Extracted data entries
*** Block opens ***
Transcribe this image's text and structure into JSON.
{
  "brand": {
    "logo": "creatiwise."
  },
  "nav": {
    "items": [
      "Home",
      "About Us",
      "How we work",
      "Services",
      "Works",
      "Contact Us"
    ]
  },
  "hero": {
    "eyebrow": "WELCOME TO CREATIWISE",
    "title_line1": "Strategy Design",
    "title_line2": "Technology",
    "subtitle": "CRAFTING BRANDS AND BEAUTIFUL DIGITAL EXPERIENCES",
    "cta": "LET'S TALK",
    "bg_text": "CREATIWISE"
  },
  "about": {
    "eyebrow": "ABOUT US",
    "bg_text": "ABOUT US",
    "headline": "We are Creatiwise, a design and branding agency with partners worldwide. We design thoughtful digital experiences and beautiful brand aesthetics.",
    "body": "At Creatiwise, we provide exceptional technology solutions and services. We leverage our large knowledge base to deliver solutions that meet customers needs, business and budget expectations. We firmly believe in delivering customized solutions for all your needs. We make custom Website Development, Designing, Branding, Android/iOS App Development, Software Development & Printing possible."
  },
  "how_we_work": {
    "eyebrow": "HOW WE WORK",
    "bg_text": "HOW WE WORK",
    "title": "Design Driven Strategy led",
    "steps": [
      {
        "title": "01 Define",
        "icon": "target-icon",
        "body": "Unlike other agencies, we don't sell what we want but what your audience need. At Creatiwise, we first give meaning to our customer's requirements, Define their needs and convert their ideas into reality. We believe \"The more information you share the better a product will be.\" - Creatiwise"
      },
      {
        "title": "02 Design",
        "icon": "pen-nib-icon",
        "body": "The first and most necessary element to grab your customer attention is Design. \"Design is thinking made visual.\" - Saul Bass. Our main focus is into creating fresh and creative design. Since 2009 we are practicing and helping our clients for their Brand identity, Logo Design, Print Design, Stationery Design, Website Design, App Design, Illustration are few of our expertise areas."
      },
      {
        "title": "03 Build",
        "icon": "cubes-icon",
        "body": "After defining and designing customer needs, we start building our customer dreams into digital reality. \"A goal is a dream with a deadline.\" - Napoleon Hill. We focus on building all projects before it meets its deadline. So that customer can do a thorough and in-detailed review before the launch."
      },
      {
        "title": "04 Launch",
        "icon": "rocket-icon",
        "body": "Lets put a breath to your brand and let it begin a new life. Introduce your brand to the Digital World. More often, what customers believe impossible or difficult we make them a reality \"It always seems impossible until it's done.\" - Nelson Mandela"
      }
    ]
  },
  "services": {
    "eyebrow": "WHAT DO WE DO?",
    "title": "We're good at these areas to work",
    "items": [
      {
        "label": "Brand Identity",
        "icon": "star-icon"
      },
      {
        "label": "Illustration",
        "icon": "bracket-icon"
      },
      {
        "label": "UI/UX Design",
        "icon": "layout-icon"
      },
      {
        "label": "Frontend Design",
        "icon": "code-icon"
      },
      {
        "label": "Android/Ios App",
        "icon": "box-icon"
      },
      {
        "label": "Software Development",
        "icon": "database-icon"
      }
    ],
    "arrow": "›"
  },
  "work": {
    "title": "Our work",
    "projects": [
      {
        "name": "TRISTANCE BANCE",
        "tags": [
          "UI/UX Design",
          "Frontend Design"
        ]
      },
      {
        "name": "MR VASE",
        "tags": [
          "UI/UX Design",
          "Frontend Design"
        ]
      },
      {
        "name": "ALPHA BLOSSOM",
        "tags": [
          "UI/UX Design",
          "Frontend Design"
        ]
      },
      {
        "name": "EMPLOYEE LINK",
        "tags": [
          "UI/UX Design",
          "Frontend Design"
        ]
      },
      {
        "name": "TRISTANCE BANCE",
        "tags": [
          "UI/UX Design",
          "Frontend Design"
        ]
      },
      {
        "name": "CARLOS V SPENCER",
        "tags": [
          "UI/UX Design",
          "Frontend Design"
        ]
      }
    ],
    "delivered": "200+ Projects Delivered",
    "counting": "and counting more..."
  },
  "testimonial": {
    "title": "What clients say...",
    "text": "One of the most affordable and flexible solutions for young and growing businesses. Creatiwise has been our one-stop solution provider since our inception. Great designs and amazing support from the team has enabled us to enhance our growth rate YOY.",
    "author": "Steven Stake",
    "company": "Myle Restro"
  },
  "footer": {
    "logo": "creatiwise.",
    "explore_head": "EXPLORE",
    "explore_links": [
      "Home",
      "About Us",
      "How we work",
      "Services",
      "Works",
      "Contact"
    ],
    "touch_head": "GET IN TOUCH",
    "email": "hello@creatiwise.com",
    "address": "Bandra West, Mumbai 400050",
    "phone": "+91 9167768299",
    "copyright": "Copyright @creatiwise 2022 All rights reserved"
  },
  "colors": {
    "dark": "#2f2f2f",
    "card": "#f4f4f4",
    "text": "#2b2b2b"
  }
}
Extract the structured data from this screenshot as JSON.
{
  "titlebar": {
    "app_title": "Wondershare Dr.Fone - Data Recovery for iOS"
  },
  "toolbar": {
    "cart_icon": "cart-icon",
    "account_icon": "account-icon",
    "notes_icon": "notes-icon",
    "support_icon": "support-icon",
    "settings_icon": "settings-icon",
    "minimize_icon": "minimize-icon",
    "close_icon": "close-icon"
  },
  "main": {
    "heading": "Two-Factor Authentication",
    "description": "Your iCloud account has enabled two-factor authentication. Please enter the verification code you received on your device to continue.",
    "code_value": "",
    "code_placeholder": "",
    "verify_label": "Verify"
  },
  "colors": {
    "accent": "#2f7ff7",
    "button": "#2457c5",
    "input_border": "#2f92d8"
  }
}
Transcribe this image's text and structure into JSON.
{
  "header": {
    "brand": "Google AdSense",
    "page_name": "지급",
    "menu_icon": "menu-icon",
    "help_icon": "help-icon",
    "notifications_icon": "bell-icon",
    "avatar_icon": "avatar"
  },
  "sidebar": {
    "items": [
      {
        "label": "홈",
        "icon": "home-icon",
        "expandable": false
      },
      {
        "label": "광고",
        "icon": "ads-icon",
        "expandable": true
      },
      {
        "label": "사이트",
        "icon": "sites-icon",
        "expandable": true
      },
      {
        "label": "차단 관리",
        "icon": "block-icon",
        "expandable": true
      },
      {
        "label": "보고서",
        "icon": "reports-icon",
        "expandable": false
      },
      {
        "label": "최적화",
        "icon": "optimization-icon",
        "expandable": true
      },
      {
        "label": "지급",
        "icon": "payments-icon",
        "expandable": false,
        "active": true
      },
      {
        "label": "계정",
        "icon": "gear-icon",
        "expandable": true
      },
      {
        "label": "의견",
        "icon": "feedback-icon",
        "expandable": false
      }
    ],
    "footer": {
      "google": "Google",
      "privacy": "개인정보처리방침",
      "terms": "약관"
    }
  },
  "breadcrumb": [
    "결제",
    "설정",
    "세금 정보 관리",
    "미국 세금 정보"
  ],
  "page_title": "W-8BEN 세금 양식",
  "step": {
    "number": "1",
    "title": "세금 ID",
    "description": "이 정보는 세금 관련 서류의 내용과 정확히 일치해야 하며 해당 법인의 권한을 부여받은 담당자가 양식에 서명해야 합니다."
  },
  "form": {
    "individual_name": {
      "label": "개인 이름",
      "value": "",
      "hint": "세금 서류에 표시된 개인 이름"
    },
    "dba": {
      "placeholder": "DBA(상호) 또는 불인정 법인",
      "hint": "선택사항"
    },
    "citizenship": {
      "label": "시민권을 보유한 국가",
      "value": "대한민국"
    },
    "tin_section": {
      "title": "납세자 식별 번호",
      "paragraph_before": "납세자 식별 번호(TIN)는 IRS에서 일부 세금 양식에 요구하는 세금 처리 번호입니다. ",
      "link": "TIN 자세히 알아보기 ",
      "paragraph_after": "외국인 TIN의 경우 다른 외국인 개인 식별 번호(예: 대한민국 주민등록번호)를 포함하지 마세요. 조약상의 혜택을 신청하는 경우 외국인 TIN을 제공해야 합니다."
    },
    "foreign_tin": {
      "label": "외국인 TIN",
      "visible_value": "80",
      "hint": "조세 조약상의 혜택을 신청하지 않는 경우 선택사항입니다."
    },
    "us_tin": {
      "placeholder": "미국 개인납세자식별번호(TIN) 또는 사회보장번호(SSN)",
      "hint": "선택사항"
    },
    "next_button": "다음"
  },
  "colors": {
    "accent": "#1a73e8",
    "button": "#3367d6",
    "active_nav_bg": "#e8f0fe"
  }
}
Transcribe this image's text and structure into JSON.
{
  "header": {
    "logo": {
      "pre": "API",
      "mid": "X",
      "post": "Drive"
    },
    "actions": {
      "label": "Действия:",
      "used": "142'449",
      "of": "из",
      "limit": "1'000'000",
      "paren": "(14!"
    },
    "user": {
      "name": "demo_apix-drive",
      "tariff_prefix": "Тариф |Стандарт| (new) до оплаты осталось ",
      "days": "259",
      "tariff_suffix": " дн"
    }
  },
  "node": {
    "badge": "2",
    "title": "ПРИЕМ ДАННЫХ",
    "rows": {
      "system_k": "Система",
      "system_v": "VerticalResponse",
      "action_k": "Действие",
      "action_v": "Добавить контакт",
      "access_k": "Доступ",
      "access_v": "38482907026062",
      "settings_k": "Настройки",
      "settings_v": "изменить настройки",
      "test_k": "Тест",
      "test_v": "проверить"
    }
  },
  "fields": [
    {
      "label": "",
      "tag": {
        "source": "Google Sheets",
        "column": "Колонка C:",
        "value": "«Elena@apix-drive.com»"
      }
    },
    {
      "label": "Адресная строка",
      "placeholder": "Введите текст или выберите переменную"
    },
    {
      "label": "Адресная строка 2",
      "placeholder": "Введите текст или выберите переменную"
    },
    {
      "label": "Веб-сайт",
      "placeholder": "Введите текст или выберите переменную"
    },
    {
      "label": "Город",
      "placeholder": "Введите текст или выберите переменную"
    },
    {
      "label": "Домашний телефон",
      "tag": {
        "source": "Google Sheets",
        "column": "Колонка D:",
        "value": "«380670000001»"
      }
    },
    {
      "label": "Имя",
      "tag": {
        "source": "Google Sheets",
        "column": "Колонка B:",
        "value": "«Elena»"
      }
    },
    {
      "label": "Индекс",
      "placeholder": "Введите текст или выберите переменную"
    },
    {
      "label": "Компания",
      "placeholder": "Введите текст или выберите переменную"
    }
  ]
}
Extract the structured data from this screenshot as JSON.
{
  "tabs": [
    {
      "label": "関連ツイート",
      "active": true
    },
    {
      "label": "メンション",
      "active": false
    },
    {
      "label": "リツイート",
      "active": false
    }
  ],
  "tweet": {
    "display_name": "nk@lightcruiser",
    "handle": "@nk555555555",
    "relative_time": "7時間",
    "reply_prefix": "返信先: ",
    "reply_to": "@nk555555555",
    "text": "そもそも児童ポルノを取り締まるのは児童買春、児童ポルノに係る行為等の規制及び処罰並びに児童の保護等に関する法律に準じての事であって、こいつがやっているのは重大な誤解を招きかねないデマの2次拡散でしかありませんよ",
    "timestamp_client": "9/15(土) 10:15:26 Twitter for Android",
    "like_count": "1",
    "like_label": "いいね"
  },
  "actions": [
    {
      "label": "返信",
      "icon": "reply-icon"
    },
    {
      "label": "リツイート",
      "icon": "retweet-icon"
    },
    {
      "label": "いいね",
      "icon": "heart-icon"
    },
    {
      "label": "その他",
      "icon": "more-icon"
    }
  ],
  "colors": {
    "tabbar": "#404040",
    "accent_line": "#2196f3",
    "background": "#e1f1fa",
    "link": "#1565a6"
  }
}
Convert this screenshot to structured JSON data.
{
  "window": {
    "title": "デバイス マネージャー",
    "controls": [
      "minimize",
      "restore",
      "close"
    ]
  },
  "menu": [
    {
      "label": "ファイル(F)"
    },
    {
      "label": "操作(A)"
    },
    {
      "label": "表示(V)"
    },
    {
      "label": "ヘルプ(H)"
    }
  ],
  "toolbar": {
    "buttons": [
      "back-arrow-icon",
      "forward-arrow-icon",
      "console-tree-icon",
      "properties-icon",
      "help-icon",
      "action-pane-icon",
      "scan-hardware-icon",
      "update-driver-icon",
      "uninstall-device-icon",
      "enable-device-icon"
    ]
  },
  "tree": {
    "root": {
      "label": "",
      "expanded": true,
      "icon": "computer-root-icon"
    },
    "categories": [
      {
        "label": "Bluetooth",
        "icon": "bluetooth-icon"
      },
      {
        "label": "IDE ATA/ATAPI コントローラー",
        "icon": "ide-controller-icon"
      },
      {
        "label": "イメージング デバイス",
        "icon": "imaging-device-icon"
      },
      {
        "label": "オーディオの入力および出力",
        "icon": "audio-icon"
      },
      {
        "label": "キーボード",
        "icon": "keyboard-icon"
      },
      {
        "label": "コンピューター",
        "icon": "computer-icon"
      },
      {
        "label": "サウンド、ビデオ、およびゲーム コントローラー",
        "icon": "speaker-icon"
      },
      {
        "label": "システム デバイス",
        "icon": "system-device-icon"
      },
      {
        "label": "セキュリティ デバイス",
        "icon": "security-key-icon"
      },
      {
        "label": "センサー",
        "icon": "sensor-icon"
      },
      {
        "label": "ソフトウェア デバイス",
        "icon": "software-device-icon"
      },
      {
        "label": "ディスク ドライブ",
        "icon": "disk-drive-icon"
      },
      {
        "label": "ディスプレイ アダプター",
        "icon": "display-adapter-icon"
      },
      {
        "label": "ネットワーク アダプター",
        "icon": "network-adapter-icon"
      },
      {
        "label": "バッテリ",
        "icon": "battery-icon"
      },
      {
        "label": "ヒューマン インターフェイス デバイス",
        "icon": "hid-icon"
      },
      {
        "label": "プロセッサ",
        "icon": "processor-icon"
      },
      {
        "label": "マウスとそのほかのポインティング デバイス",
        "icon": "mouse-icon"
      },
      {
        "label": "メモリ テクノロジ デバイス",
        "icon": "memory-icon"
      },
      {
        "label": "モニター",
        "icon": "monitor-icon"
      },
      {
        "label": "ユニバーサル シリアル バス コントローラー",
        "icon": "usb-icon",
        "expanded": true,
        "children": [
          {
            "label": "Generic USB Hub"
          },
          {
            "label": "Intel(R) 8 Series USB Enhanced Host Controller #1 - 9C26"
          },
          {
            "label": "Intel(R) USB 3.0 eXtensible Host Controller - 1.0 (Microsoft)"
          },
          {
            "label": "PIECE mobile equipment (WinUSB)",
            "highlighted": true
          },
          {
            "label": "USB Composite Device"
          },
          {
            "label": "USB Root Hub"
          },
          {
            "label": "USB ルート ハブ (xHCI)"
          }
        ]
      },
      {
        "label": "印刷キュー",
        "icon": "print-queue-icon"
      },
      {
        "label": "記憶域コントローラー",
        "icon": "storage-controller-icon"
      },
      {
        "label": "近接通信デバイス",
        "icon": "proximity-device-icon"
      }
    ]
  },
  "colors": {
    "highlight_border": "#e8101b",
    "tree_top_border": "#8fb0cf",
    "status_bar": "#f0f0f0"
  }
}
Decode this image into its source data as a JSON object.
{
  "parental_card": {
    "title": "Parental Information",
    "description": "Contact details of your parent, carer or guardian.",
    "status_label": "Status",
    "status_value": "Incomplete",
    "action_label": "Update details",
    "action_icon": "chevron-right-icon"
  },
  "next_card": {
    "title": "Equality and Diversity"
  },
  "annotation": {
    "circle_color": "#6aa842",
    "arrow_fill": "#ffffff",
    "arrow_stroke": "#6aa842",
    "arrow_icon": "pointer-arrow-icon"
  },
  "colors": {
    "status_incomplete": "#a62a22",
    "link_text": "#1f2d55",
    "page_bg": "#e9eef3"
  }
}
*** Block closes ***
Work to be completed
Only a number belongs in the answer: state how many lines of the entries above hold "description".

Answer space
3